### DATA SHOWN
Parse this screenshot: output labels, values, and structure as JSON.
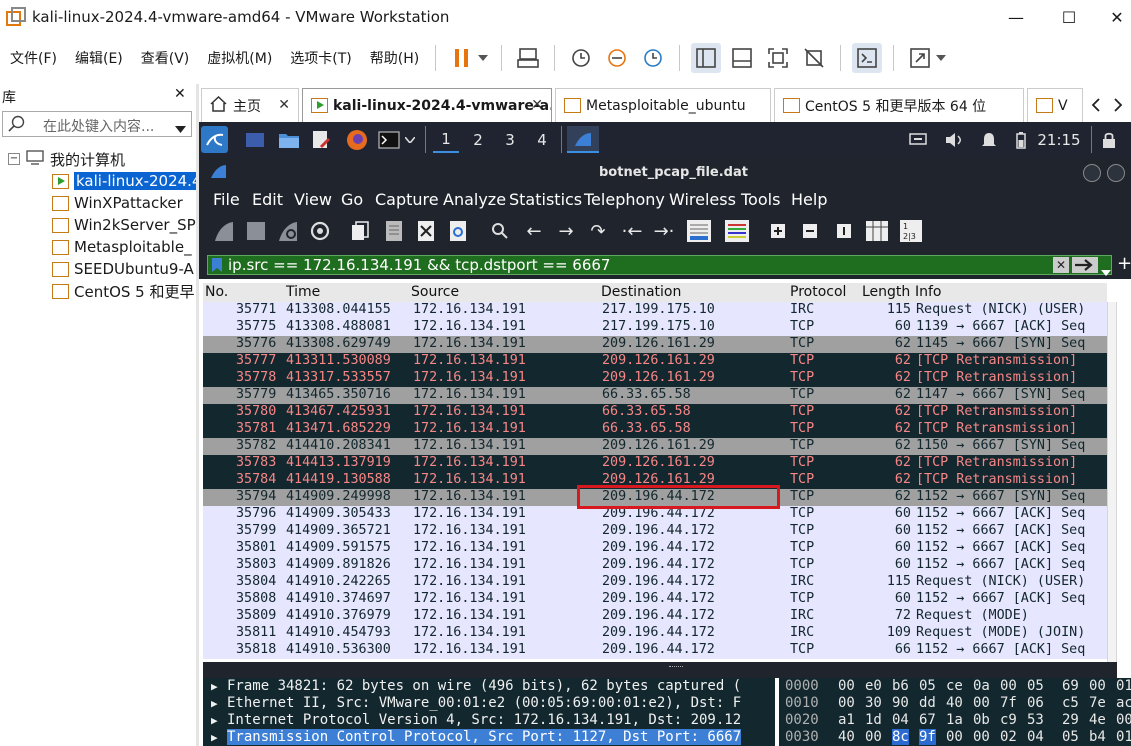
{
  "window": {
    "title": "kali-linux-2024.4-vmware-amd64 - VMware Workstation",
    "minimize": "—",
    "maximize": "☐",
    "close": "✕"
  },
  "menu": [
    "文件(F)",
    "编辑(E)",
    "查看(V)",
    "虚拟机(M)",
    "选项卡(T)",
    "帮助(H)"
  ],
  "library": {
    "title": "库",
    "close": "✕",
    "search_placeholder": "在此处键入内容...",
    "root": "我的计算机",
    "items": [
      "kali-linux-2024.4",
      "WinXPattacker",
      "Win2kServer_SP",
      "Metasploitable_",
      "SEEDUbuntu9-A",
      "CentOS 5 和更早"
    ]
  },
  "tabs": [
    {
      "label": "主页"
    },
    {
      "label": "kali-linux-2024.4-vmware-a..."
    },
    {
      "label": "Metasploitable_ubuntu"
    },
    {
      "label": "CentOS 5 和更早版本 64 位"
    },
    {
      "label": "V"
    }
  ],
  "kali_panel": {
    "workspaces": [
      "1",
      "2",
      "3",
      "4"
    ],
    "clock": "21:15"
  },
  "wireshark": {
    "file_title": "botnet_pcap_file.dat",
    "menu": [
      "File",
      "Edit",
      "View",
      "Go",
      "Capture",
      "Analyze",
      "Statistics",
      "Telephony",
      "Wireless",
      "Tools",
      "Help"
    ],
    "filter": "ip.src == 172.16.134.191 && tcp.dstport == 6667",
    "columns": [
      "No.",
      "Time",
      "Source",
      "Destination",
      "Protocol",
      "Length",
      "Info"
    ],
    "packets": [
      {
        "no": "35771",
        "time": "413308.044155",
        "src": "172.16.134.191",
        "dst": "217.199.175.10",
        "proto": "IRC",
        "len": "115",
        "info": "Request (NICK) (USER)",
        "style": "norm"
      },
      {
        "no": "35775",
        "time": "413308.488081",
        "src": "172.16.134.191",
        "dst": "217.199.175.10",
        "proto": "TCP",
        "len": "60",
        "info": "1139 → 6667 [ACK] Seq",
        "style": "norm"
      },
      {
        "no": "35776",
        "time": "413308.629749",
        "src": "172.16.134.191",
        "dst": "209.126.161.29",
        "proto": "TCP",
        "len": "62",
        "info": "1145 → 6667 [SYN] Seq",
        "style": "syn"
      },
      {
        "no": "35777",
        "time": "413311.530089",
        "src": "172.16.134.191",
        "dst": "209.126.161.29",
        "proto": "TCP",
        "len": "62",
        "info": "[TCP Retransmission]",
        "style": "bad"
      },
      {
        "no": "35778",
        "time": "413317.533557",
        "src": "172.16.134.191",
        "dst": "209.126.161.29",
        "proto": "TCP",
        "len": "62",
        "info": "[TCP Retransmission]",
        "style": "bad"
      },
      {
        "no": "35779",
        "time": "413465.350716",
        "src": "172.16.134.191",
        "dst": "66.33.65.58",
        "proto": "TCP",
        "len": "62",
        "info": "1147 → 6667 [SYN] Seq",
        "style": "syn"
      },
      {
        "no": "35780",
        "time": "413467.425931",
        "src": "172.16.134.191",
        "dst": "66.33.65.58",
        "proto": "TCP",
        "len": "62",
        "info": "[TCP Retransmission]",
        "style": "bad"
      },
      {
        "no": "35781",
        "time": "413471.685229",
        "src": "172.16.134.191",
        "dst": "66.33.65.58",
        "proto": "TCP",
        "len": "62",
        "info": "[TCP Retransmission]",
        "style": "bad"
      },
      {
        "no": "35782",
        "time": "414410.208341",
        "src": "172.16.134.191",
        "dst": "209.126.161.29",
        "proto": "TCP",
        "len": "62",
        "info": "1150 → 6667 [SYN] Seq",
        "style": "syn"
      },
      {
        "no": "35783",
        "time": "414413.137919",
        "src": "172.16.134.191",
        "dst": "209.126.161.29",
        "proto": "TCP",
        "len": "62",
        "info": "[TCP Retransmission]",
        "style": "bad"
      },
      {
        "no": "35784",
        "time": "414419.130588",
        "src": "172.16.134.191",
        "dst": "209.126.161.29",
        "proto": "TCP",
        "len": "62",
        "info": "[TCP Retransmission]",
        "style": "bad"
      },
      {
        "no": "35794",
        "time": "414909.249998",
        "src": "172.16.134.191",
        "dst": "209.196.44.172",
        "proto": "TCP",
        "len": "62",
        "info": "1152 → 6667 [SYN] Seq",
        "style": "syn"
      },
      {
        "no": "35796",
        "time": "414909.305433",
        "src": "172.16.134.191",
        "dst": "209.196.44.172",
        "proto": "TCP",
        "len": "60",
        "info": "1152 → 6667 [ACK] Seq",
        "style": "norm"
      },
      {
        "no": "35799",
        "time": "414909.365721",
        "src": "172.16.134.191",
        "dst": "209.196.44.172",
        "proto": "TCP",
        "len": "60",
        "info": "1152 → 6667 [ACK] Seq",
        "style": "norm"
      },
      {
        "no": "35801",
        "time": "414909.591575",
        "src": "172.16.134.191",
        "dst": "209.196.44.172",
        "proto": "TCP",
        "len": "60",
        "info": "1152 → 6667 [ACK] Seq",
        "style": "norm"
      },
      {
        "no": "35803",
        "time": "414909.891826",
        "src": "172.16.134.191",
        "dst": "209.196.44.172",
        "proto": "TCP",
        "len": "60",
        "info": "1152 → 6667 [ACK] Seq",
        "style": "norm"
      },
      {
        "no": "35804",
        "time": "414910.242265",
        "src": "172.16.134.191",
        "dst": "209.196.44.172",
        "proto": "IRC",
        "len": "115",
        "info": "Request (NICK) (USER)",
        "style": "norm"
      },
      {
        "no": "35808",
        "time": "414910.374697",
        "src": "172.16.134.191",
        "dst": "209.196.44.172",
        "proto": "TCP",
        "len": "60",
        "info": "1152 → 6667 [ACK] Seq",
        "style": "norm"
      },
      {
        "no": "35809",
        "time": "414910.376979",
        "src": "172.16.134.191",
        "dst": "209.196.44.172",
        "proto": "IRC",
        "len": "72",
        "info": "Request (MODE)",
        "style": "norm"
      },
      {
        "no": "35811",
        "time": "414910.454793",
        "src": "172.16.134.191",
        "dst": "209.196.44.172",
        "proto": "IRC",
        "len": "109",
        "info": "Request (MODE) (JOIN)",
        "style": "norm"
      },
      {
        "no": "35818",
        "time": "414910.536300",
        "src": "172.16.134.191",
        "dst": "209.196.44.172",
        "proto": "TCP",
        "len": "66",
        "info": "1152 → 6667 [ACK] Seq",
        "style": "norm"
      }
    ],
    "details": [
      {
        "text": "Frame 34821: 62 bytes on wire (496 bits), 62 bytes captured (",
        "selected": false
      },
      {
        "text": "Ethernet II, Src: VMware_00:01:e2 (00:05:69:00:01:e2), Dst: F",
        "selected": false
      },
      {
        "text": "Internet Protocol Version 4, Src: 172.16.134.191, Dst: 209.12",
        "selected": false
      },
      {
        "text": "Transmission Control Protocol, Src Port: 1127, Dst Port: 6667",
        "selected": true
      }
    ],
    "hex": [
      {
        "offset": "0000",
        "bytes": [
          "00",
          "e0",
          "b6",
          "05",
          "ce",
          "0a",
          "00",
          "05",
          "69",
          "00",
          "01"
        ]
      },
      {
        "offset": "0010",
        "bytes": [
          "00",
          "30",
          "90",
          "dd",
          "40",
          "00",
          "7f",
          "06",
          "c5",
          "7e",
          "ac"
        ]
      },
      {
        "offset": "0020",
        "bytes": [
          "a1",
          "1d",
          "04",
          "67",
          "1a",
          "0b",
          "c9",
          "53",
          "29",
          "4e",
          "00"
        ]
      },
      {
        "offset": "0030",
        "bytes": [
          "40",
          "00",
          "8c",
          "9f",
          "00",
          "00",
          "02",
          "04",
          "05",
          "b4",
          "01"
        ]
      }
    ],
    "hex_selected": {
      "row": 3,
      "bytes": [
        2,
        3
      ]
    }
  }
}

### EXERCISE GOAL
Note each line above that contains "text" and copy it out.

### OUTPUT FOR THIS TASK
        "text": "Frame 34821: 62 bytes on wire (496 bits), 62 bytes captured (",
        "text": "Ethernet II, Src: VMware_00:01:e2 (00:05:69:00:01:e2), Dst: F",
        "text": "Internet Protocol Version 4, Src: 172.16.134.191, Dst: 209.12",
        "text": "Transmission Control Protocol, Src Port: 1127, Dst Port: 6667",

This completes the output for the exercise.